*** Records for this task ***

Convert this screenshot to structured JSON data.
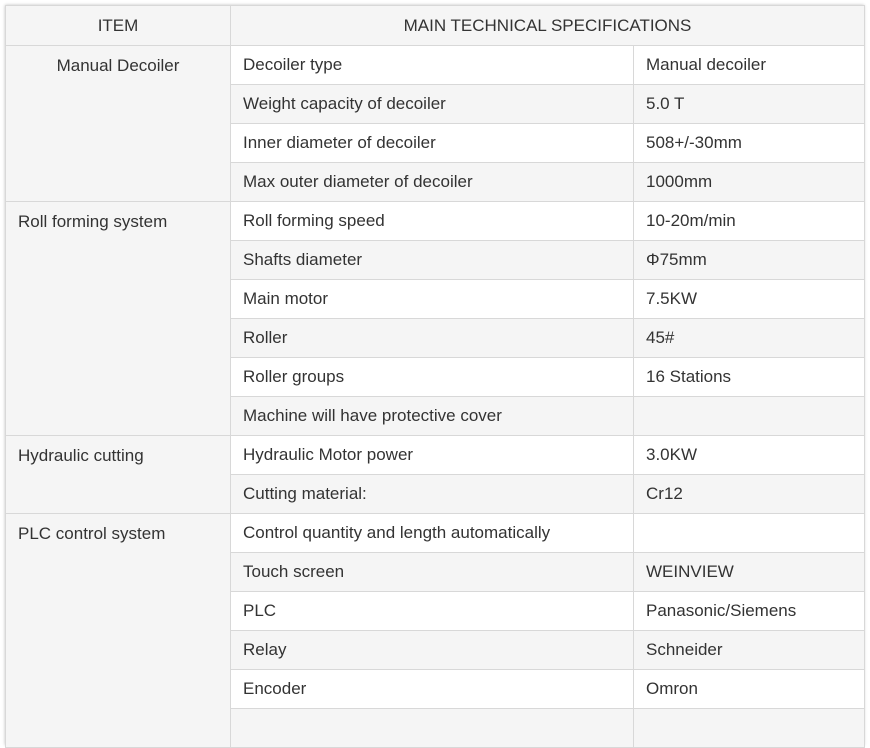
{
  "header": {
    "item": "ITEM",
    "specs": "MAIN TECHNICAL SPECIFICATIONS"
  },
  "groups": [
    {
      "item": "Manual Decoiler",
      "rows": [
        {
          "param": "Decoiler type",
          "value": "Manual decoiler"
        },
        {
          "param": "Weight capacity of decoiler",
          "value": "5.0 T"
        },
        {
          "param": "Inner diameter of decoiler",
          "value": "508+/-30mm"
        },
        {
          "param": "Max outer diameter of decoiler",
          "value": "1000mm"
        }
      ]
    },
    {
      "item": "Roll forming system",
      "rows": [
        {
          "param": "Roll forming speed",
          "value": "10-20m/min"
        },
        {
          "param": "Shafts diameter",
          "value": "Φ75mm"
        },
        {
          "param": "Main motor",
          "value": "7.5KW"
        },
        {
          "param": "Roller",
          "value": "45#"
        },
        {
          "param": "Roller groups",
          "value": "16 Stations"
        },
        {
          "param": "Machine will have protective cover",
          "value": ""
        }
      ]
    },
    {
      "item": "Hydraulic cutting",
      "rows": [
        {
          "param": "Hydraulic Motor power",
          "value": "3.0KW"
        },
        {
          "param": "Cutting material:",
          "value": "Cr12"
        }
      ]
    },
    {
      "item": "PLC control system",
      "rows": [
        {
          "param": "Control quantity and length automatically",
          "value": ""
        },
        {
          "param": "Touch screen",
          "value": "WEINVIEW"
        },
        {
          "param": "PLC",
          "value": "Panasonic/Siemens"
        },
        {
          "param": "Relay",
          "value": "Schneider"
        },
        {
          "param": "Encoder",
          "value": "Omron"
        },
        {
          "param": "",
          "value": ""
        }
      ]
    }
  ]
}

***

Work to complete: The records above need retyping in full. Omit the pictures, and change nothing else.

Final answer:
Convert this screenshot to structured JSON data.
{
  "header": {
    "item": "ITEM",
    "specs": "MAIN TECHNICAL SPECIFICATIONS"
  },
  "groups": [
    {
      "item": "Manual Decoiler",
      "rows": [
        {
          "param": "Decoiler type",
          "value": "Manual decoiler"
        },
        {
          "param": "Weight capacity of decoiler",
          "value": "5.0 T"
        },
        {
          "param": "Inner diameter of decoiler",
          "value": "508+/-30mm"
        },
        {
          "param": "Max outer diameter of decoiler",
          "value": "1000mm"
        }
      ]
    },
    {
      "item": "Roll forming system",
      "rows": [
        {
          "param": "Roll forming speed",
          "value": "10-20m/min"
        },
        {
          "param": "Shafts diameter",
          "value": "Φ75mm"
        },
        {
          "param": "Main motor",
          "value": "7.5KW"
        },
        {
          "param": "Roller",
          "value": "45#"
        },
        {
          "param": "Roller groups",
          "value": "16 Stations"
        },
        {
          "param": "Machine will have protective cover",
          "value": ""
        }
      ]
    },
    {
      "item": "Hydraulic cutting",
      "rows": [
        {
          "param": "Hydraulic Motor power",
          "value": "3.0KW"
        },
        {
          "param": "Cutting material:",
          "value": "Cr12"
        }
      ]
    },
    {
      "item": "PLC control system",
      "rows": [
        {
          "param": "Control quantity and length automatically",
          "value": ""
        },
        {
          "param": "Touch screen",
          "value": "WEINVIEW"
        },
        {
          "param": "PLC",
          "value": "Panasonic/Siemens"
        },
        {
          "param": "Relay",
          "value": "Schneider"
        },
        {
          "param": "Encoder",
          "value": "Omron"
        },
        {
          "param": "",
          "value": ""
        }
      ]
    }
  ]
}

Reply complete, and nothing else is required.